Nothing worse than people fiddling with your work when you had it just so. Now I’d love to hear Elfman’s original.
In the meantime, check out this suite of the Batman soundtrack, conducted by Shirley Walker and performed by the Sinfonia Of London.
I don’t know who created this but it’s the perfect marriage (lol) of good music (pun intended) and classic Simpsons quotes. The title comes from S2 episode War of the Simpsons where Homer gets very drunk and asks Maud to get him some peanuts from the bottom of the dish so he can see her cleavage. Of course, Marge was watching in shock and disgust and they had to work on their marriage at a retreat. How their marriage is still together I don’t know.
And if you didn’t already know, the backing music comes from Gorillaz’s Feel Good Inc. A true animation mashup.
Although long rumoured to be a Michael Jackson creation, the song was, in fact, written by singer-songwriter Bryan Loren. The latter called the prolonged rumours a “thorn in his side” and advised:
“Along with me, Michael Jackson does sing backing vocals. And it WAS his idea to call the song, DTB. AND, he did insist I include his name in the lyric.”
Hardcore MJ fans like myself may already know Loren’s name as Michael sang backing vocals on one of his tracks, To Satisfy You (which is brilliant, I might add). This also wasn’t the only Michael Jackson/Simpsons collab either. Michael voiced the character of Leon Kompowsky (but not the singing voice; that was Kipp Lennon) in Stark Raving Dad as well as adding a clip of Homer and Bart at the end of his infamous Panther Dance.
De La Soul’s Plug 1 & Plug 2 present First Serve – Tennis
Jim Noir – Ping Pong Time Tennis
Pixel Perfect – Tennis Court
Telemachus – Tennis Season
Binge – “Grand Slam Man (Roger Federer)”
Indian Wells – Wimbledon 1980
Florent Campana – Roland Garros
Sasse – Flushing Meadows
The Herbaliser – Game Set and Match
Jackie McLean – Davis Cup
Yannick Noah – On court
The German Art Students – Bjorn Borg
Wyclef Jean – I’m Ready
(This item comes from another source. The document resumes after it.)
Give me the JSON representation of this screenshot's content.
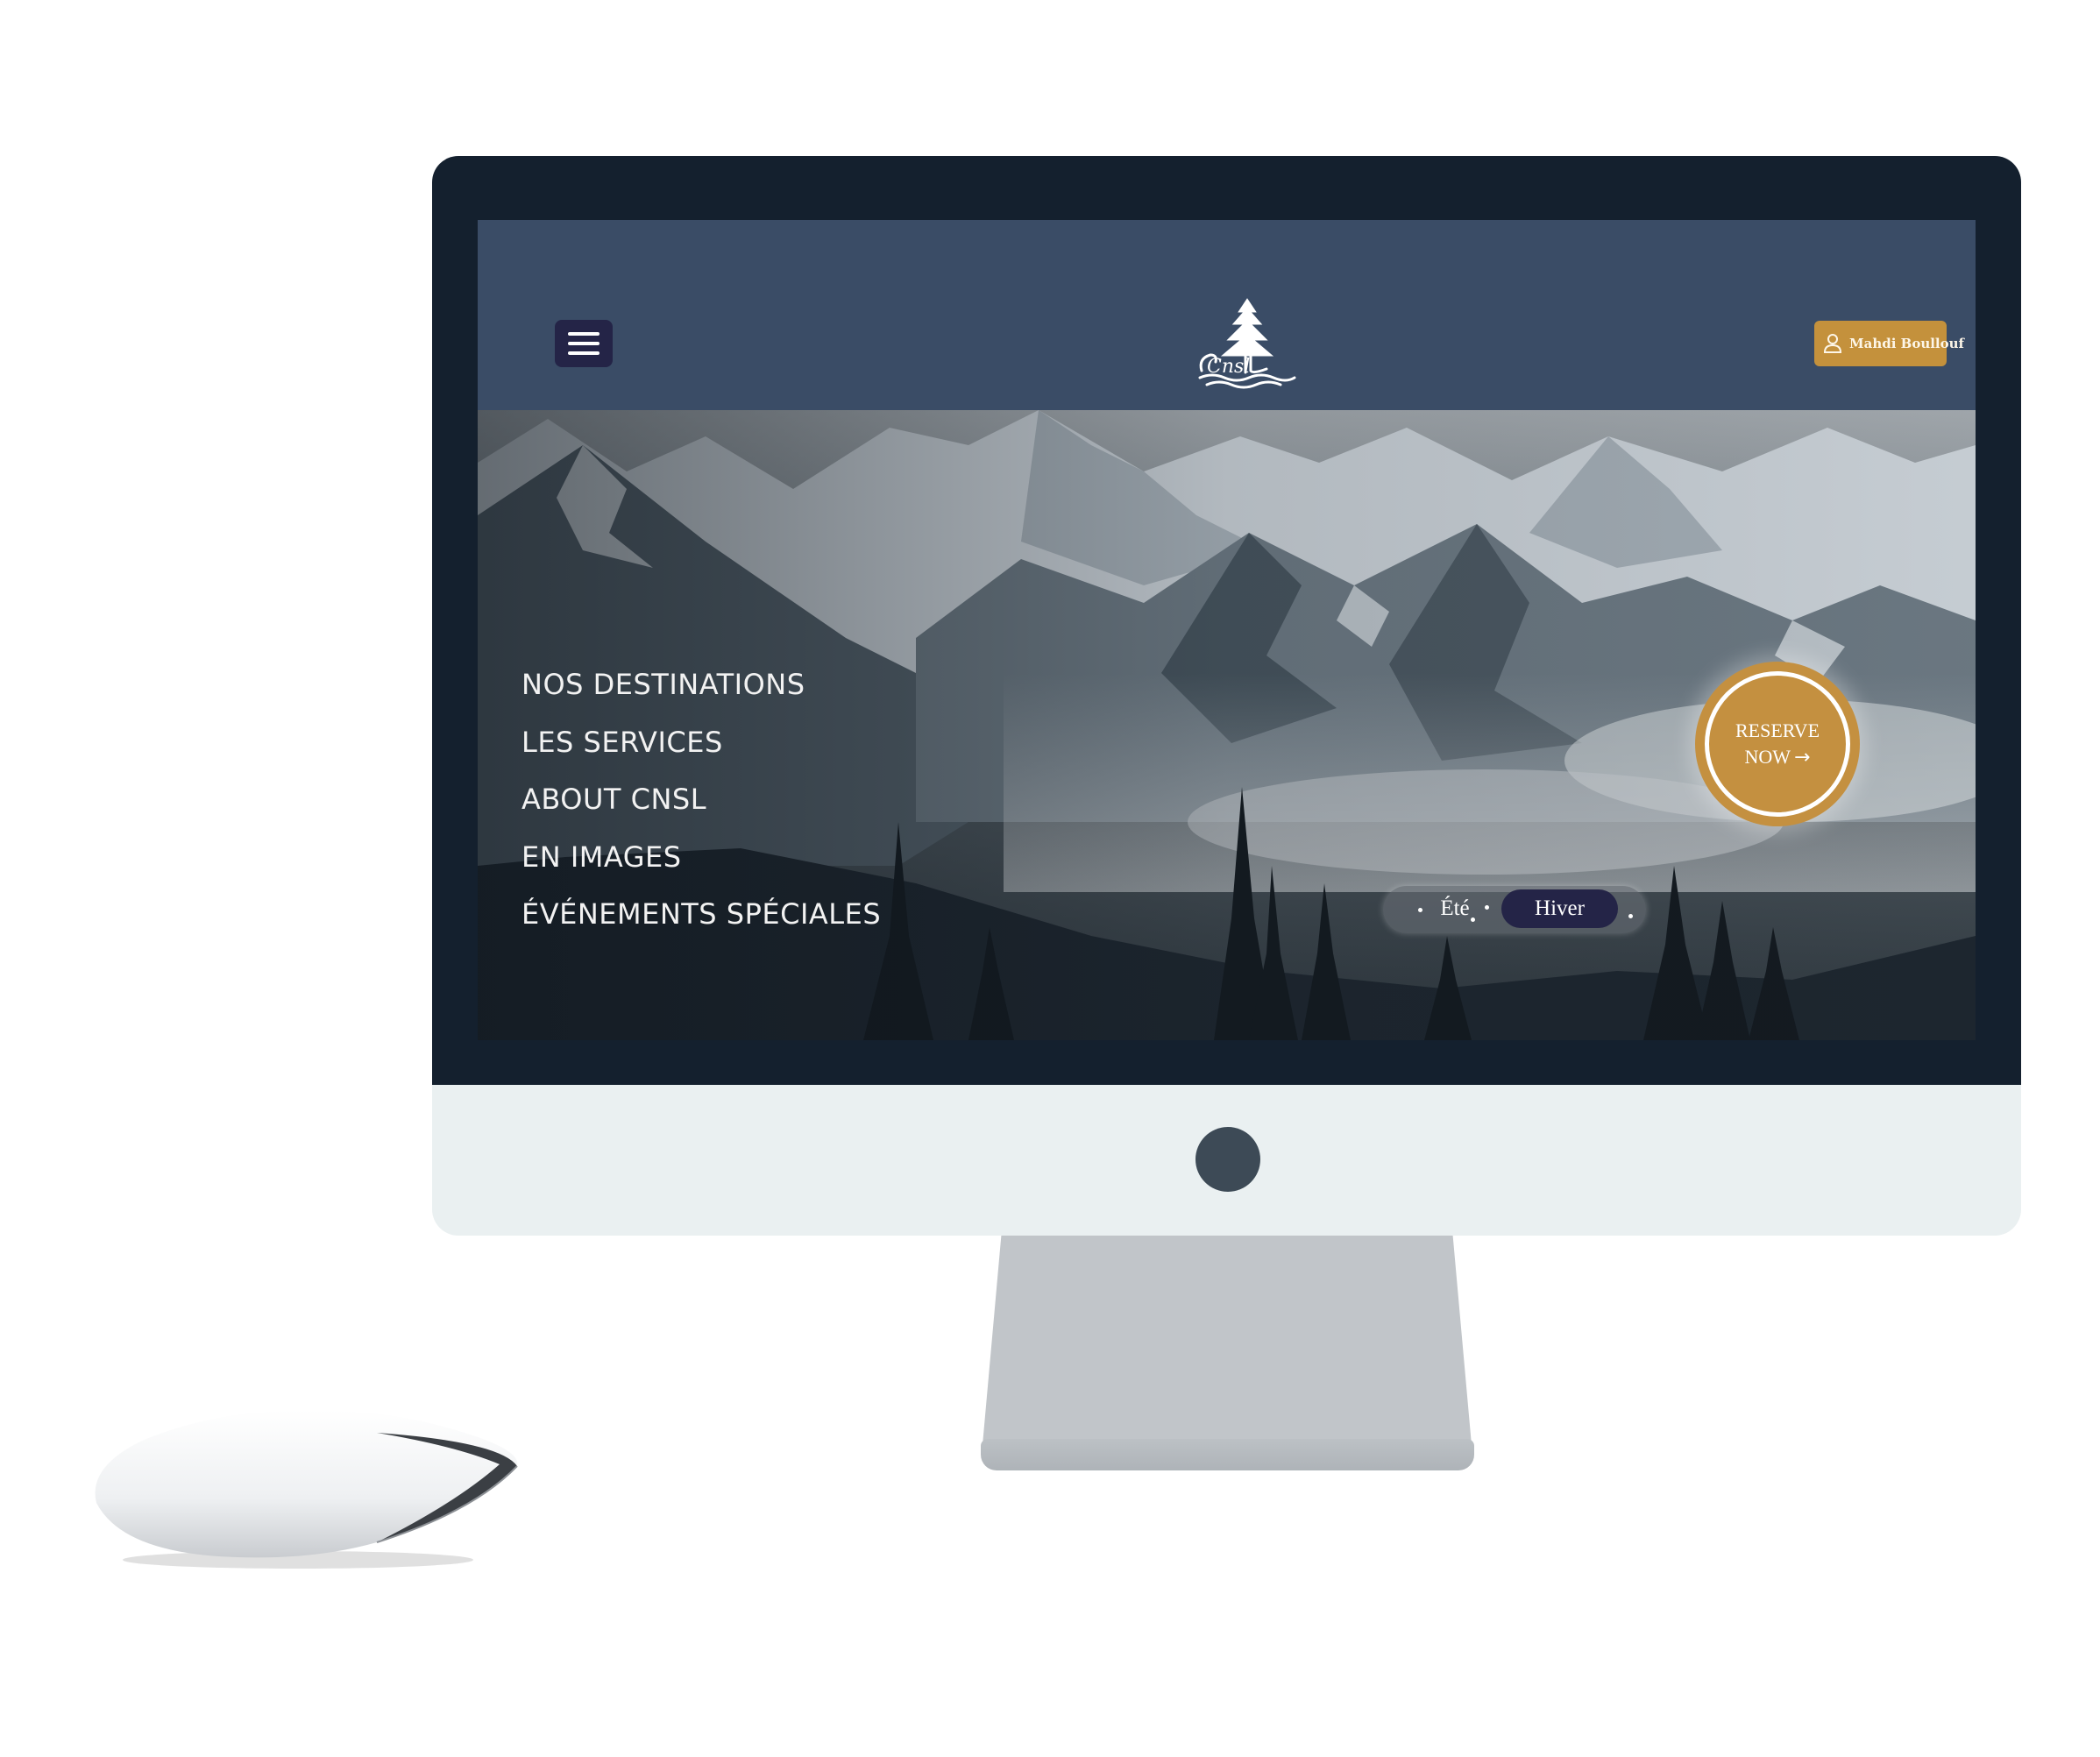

Profesor Mercury – Astro-Música Rafa nadal Op. 350 -A-
Lorde – Tennis Court
Lilys – The Tennis System (And Its Stars)
Chris Rea – Tennis
The Bicycle Thief – Tennis Shoes
Pernice Brothers – The Ballad of Bjorn Borg
Half Man Half Biscuit – Outbreak of Vitas Gerulatis
Frank Turner – Love Forty Down
Wimbledon is drawing to a close, with all the remaining finals being played this weekend. To mark the end of those two weeks of tennis court action, here is a selection of tracks about tennis (in one way or another). I couldn’t believe some of the titles and artist names when I was spot-digging for songs. It just so happens I’m working on a Federer-themed album but it hasn’t left the idea stage yet.
Some of the tracks are obviously tennis-related, like Pixel Perfect’s Tennis Court and Indian Wells’s Wimbledon 1980. But some are coincidental like Jackie McLean’s Davis Cup. Wyclef Jean’s I’m Ready is the most tenuously linked song; a nod to players telling their opponents that they’re ready to receive serve.